I'm going through a hard pass with Haskell. I still love the language, of course, but some things in the ecosystem bother me as they impact seriously both the fun of writing Haskell and my productivity.
Sometimes it's the lack of good development environment that gets me. I have failed with EclipseFP to build a community and gather enough support, but it doesn't seem that other efforts go that much further. I contribute to Leksah and haskell-ide-engine, and there a plugins now for Atom or other modern editors, but when I do a spot of Android development I see what a good IDE is and how much I miss in Haskell.

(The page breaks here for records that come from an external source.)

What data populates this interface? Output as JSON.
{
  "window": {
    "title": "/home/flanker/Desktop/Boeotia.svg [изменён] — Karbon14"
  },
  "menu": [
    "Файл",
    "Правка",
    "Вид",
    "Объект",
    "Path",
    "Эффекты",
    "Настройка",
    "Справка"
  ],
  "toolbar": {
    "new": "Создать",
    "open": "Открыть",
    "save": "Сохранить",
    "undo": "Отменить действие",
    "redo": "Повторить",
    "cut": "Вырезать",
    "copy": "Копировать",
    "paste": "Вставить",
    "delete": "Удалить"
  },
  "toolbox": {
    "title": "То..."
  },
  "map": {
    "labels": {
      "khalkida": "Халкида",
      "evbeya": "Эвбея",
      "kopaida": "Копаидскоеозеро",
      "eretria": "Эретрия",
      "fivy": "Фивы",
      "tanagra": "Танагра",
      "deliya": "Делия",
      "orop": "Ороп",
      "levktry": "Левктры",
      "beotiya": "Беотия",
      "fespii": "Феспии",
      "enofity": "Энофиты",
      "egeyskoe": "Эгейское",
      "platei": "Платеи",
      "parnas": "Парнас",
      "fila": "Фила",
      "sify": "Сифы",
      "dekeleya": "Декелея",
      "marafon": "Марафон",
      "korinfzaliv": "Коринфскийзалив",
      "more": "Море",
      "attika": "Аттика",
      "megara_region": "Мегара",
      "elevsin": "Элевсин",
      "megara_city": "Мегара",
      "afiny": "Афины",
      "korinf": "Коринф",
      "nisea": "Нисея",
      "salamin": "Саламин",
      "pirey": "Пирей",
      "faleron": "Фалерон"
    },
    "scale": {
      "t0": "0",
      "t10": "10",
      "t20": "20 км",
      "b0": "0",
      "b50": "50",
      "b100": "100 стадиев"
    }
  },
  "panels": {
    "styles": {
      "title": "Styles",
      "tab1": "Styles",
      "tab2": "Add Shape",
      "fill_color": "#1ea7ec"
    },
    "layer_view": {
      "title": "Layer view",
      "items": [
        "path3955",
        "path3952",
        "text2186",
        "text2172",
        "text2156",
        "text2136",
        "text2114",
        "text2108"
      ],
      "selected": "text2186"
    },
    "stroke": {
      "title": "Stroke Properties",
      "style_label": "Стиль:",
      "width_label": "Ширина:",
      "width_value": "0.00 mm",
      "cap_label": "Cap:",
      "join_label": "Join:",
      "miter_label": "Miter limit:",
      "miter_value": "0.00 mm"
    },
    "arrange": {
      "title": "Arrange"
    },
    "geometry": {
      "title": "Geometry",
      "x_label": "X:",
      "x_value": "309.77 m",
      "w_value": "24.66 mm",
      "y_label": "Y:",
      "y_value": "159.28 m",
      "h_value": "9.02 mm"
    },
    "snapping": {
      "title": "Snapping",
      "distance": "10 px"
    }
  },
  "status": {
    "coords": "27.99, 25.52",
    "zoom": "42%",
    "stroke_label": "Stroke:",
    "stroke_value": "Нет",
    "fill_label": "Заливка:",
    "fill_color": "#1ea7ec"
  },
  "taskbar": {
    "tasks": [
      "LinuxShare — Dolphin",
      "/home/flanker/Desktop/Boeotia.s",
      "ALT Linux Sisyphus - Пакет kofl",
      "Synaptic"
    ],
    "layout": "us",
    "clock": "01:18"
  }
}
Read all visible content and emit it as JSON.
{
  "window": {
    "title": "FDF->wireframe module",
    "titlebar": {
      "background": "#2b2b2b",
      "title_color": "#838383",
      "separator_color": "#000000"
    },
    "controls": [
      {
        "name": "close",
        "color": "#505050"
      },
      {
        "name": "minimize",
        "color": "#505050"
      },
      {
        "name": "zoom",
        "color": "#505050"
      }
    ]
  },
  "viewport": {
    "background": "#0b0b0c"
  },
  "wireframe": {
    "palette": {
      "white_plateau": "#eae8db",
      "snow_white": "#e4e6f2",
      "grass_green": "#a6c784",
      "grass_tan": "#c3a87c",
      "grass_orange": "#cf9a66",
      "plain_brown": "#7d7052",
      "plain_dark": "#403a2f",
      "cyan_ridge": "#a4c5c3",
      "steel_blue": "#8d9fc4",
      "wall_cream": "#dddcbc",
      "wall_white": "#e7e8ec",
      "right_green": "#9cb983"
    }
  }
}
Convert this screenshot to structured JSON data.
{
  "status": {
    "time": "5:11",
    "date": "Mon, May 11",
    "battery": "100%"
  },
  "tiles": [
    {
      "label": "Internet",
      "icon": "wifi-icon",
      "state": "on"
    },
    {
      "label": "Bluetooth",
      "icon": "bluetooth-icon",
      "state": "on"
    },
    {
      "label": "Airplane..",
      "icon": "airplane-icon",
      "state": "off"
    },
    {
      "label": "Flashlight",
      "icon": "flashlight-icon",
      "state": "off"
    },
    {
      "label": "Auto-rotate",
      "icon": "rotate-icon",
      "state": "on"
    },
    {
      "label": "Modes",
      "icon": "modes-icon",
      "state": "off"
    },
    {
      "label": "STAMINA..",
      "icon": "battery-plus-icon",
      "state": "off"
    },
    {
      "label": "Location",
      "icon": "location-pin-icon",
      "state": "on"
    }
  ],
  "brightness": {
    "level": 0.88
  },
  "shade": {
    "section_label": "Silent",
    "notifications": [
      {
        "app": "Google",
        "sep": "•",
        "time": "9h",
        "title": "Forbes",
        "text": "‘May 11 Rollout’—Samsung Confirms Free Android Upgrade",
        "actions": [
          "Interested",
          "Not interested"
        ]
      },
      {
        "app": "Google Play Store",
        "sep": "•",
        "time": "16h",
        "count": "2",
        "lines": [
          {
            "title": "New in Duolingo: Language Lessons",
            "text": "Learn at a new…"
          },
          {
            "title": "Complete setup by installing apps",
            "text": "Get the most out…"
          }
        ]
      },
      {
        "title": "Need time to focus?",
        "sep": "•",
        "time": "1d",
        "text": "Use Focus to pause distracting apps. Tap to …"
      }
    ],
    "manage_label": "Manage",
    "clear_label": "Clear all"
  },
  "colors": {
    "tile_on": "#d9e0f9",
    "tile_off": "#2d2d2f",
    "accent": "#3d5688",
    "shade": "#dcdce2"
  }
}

But today it's more the open source libraries issues that irks me. It's great that we have loads of libraries, and they're open source and usually good quality. But of course the maintainers are all volunteers, and sometimes have better things to do. But there are a few libraries that I use in my code that now actually stop me from progressing. I have provided enhancements or bug fixes that I need for my projects as pull requests, and they languish in the maintainers' inboxes for months. So what am I to do? Hound the maintainers? Fork the library to apply my patches? Rewrite my code so it doesn't use that library but another, better maintained? Not use libraries but write everything myself? And of course if I offer to take over maintainership I'll end up being overloaded and will perpetuate the problem. I suppose the best approach will be to offer to be one of MANY maintainers for the library, so that I can merge my changes and release on Hackage if the others maintainers are otherwise busy/uninterested. I'm not sure how that can work in the general case, though, if loads of people are maintainers for loads of libraries, I believe that having one person with the vision and the drive for a project is best, but for little libraries it may not matter much.